RAW DATA below:
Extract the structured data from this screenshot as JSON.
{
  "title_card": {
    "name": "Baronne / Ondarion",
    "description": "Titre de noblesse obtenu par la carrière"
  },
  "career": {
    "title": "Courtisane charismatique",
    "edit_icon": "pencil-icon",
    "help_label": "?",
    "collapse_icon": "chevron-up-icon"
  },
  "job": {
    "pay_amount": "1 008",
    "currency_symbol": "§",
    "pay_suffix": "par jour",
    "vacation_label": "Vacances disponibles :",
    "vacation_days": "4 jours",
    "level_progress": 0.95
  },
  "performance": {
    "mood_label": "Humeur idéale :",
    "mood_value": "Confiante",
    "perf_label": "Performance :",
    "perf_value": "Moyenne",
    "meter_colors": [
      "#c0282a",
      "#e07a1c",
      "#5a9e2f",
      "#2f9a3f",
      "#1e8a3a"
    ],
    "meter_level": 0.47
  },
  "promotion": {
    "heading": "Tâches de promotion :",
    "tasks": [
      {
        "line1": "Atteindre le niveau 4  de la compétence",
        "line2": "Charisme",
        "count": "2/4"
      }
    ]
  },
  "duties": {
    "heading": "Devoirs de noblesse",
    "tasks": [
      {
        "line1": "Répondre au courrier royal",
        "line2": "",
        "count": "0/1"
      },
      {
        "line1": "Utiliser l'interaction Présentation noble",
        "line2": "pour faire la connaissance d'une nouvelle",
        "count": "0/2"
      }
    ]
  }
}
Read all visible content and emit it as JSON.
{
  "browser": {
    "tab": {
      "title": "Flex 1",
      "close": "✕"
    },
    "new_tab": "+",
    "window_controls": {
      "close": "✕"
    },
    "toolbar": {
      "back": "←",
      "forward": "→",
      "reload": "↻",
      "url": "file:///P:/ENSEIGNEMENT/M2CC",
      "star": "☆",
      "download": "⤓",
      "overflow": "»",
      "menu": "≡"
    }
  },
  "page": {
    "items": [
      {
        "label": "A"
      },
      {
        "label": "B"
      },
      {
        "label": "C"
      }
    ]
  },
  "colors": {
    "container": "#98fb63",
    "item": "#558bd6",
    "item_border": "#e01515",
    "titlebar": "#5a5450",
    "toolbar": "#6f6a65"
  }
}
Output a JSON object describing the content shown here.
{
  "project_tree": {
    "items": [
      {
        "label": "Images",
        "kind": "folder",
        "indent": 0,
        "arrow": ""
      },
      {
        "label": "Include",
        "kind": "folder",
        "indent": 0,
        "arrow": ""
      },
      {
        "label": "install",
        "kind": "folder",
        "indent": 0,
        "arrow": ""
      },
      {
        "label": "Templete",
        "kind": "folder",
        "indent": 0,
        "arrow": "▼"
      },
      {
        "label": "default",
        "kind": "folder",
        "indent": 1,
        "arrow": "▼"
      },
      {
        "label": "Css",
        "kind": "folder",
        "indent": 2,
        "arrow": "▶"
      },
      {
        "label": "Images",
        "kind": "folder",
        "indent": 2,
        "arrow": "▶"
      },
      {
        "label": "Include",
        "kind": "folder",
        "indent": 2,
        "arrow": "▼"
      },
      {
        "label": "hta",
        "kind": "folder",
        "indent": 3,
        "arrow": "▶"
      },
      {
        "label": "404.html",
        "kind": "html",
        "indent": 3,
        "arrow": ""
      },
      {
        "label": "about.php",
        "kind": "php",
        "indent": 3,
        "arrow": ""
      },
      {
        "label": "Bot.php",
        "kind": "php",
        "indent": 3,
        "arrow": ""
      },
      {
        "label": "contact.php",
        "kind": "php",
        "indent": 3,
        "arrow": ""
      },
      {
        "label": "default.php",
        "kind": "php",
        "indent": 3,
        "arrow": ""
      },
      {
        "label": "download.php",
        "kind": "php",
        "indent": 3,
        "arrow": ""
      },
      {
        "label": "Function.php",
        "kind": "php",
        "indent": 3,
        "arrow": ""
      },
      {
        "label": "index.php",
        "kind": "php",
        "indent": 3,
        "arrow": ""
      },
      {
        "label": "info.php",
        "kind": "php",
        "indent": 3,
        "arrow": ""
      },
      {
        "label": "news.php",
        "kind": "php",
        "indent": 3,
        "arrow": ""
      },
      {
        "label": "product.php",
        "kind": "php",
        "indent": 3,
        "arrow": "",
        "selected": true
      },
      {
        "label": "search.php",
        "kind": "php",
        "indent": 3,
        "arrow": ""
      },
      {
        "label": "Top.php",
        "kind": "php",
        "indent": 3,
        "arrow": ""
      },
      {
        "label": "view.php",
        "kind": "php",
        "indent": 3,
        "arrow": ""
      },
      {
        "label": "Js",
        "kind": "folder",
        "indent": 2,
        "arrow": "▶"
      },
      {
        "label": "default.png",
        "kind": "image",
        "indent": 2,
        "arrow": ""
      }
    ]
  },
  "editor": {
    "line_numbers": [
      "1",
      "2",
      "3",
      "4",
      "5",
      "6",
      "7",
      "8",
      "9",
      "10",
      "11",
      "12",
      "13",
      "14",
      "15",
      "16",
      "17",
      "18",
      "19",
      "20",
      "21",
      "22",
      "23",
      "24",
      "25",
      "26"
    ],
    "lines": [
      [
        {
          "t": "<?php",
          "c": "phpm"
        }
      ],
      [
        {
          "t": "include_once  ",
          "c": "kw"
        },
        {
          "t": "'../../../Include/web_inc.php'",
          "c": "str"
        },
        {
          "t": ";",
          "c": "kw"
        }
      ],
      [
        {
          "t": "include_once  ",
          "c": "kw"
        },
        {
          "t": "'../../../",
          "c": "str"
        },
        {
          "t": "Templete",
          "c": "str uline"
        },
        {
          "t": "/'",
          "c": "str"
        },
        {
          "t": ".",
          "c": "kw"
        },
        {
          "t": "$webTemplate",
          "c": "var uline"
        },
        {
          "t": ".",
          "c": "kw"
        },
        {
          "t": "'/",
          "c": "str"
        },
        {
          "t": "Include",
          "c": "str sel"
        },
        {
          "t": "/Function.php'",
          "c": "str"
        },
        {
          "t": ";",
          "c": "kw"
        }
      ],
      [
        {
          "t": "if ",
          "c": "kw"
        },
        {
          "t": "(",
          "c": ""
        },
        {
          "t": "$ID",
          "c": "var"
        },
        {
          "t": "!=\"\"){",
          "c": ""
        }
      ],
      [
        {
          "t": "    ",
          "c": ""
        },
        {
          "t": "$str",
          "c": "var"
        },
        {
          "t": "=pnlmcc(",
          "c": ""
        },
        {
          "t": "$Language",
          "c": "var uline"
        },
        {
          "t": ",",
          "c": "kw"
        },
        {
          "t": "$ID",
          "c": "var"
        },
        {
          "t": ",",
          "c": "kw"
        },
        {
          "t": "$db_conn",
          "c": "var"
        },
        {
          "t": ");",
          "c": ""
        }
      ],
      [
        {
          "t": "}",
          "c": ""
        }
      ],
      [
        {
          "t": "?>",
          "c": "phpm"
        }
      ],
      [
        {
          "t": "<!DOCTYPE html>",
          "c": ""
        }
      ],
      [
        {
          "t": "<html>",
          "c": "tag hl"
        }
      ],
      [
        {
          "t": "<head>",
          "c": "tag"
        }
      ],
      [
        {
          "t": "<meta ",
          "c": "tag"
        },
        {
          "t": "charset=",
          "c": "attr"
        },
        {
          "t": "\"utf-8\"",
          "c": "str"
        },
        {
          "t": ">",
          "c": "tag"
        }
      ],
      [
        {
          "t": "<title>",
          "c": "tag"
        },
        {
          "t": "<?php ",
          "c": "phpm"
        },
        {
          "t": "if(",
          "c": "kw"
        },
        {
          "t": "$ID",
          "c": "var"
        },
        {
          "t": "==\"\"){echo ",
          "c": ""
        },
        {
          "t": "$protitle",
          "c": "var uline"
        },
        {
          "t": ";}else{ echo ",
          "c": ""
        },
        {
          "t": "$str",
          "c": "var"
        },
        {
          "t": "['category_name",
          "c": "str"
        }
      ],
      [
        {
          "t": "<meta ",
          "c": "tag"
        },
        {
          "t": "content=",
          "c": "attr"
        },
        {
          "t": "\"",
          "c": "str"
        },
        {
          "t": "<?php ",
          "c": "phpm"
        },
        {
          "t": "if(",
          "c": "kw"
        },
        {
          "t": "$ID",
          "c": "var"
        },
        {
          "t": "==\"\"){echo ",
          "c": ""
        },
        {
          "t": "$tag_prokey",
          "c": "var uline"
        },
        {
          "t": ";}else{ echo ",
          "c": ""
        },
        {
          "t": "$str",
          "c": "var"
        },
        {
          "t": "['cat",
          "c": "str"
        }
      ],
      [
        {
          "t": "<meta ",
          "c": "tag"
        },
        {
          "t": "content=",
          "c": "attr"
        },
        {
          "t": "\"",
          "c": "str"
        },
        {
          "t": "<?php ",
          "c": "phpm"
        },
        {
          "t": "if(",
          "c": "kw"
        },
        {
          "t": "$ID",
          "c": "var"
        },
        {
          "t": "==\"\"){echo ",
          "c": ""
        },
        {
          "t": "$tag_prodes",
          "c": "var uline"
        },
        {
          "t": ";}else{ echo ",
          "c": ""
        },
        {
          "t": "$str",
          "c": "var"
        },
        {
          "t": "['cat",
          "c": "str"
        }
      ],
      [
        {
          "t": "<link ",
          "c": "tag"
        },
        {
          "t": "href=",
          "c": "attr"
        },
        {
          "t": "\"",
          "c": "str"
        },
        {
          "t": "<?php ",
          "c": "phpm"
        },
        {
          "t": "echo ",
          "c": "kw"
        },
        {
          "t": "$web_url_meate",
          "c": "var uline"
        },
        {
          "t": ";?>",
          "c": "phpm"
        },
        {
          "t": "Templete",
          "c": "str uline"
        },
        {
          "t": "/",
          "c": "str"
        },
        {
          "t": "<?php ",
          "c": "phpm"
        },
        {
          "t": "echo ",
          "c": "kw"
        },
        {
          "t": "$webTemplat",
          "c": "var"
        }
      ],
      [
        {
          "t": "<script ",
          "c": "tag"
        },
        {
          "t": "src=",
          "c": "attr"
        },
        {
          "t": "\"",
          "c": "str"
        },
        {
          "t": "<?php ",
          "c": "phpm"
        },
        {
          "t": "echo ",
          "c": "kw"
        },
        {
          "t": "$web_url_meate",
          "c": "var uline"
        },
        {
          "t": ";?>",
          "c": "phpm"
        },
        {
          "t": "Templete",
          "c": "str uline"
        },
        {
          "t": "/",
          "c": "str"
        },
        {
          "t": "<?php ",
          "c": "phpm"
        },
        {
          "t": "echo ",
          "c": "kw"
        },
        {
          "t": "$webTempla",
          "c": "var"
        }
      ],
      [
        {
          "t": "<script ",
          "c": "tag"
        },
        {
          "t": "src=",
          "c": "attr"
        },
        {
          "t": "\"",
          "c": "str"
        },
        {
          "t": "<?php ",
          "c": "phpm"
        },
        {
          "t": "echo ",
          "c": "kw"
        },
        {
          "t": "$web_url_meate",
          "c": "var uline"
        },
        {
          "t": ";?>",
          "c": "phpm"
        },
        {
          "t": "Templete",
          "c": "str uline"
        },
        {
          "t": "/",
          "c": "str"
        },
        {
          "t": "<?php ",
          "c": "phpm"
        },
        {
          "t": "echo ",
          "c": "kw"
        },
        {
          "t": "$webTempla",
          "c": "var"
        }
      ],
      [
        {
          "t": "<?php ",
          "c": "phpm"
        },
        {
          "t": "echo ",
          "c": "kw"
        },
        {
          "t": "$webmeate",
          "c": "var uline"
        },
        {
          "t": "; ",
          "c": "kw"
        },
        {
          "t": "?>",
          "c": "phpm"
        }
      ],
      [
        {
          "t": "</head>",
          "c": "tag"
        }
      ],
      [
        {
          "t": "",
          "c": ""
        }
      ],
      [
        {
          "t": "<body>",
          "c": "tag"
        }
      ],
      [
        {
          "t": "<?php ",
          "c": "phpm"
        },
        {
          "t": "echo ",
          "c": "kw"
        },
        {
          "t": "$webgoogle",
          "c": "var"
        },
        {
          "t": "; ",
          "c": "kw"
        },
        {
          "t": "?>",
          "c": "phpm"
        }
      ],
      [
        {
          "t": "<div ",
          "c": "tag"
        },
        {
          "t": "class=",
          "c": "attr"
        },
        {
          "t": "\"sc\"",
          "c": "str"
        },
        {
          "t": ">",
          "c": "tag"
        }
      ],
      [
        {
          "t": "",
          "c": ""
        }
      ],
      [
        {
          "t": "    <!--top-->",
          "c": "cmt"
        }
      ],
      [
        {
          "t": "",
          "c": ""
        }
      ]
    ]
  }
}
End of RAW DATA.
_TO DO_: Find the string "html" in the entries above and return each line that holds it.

_WRITTEN RESPONSE_:
        "label": "404.html",
        "kind": "html",
          "t": "<!DOCTYPE html>",
          "t": "<html>",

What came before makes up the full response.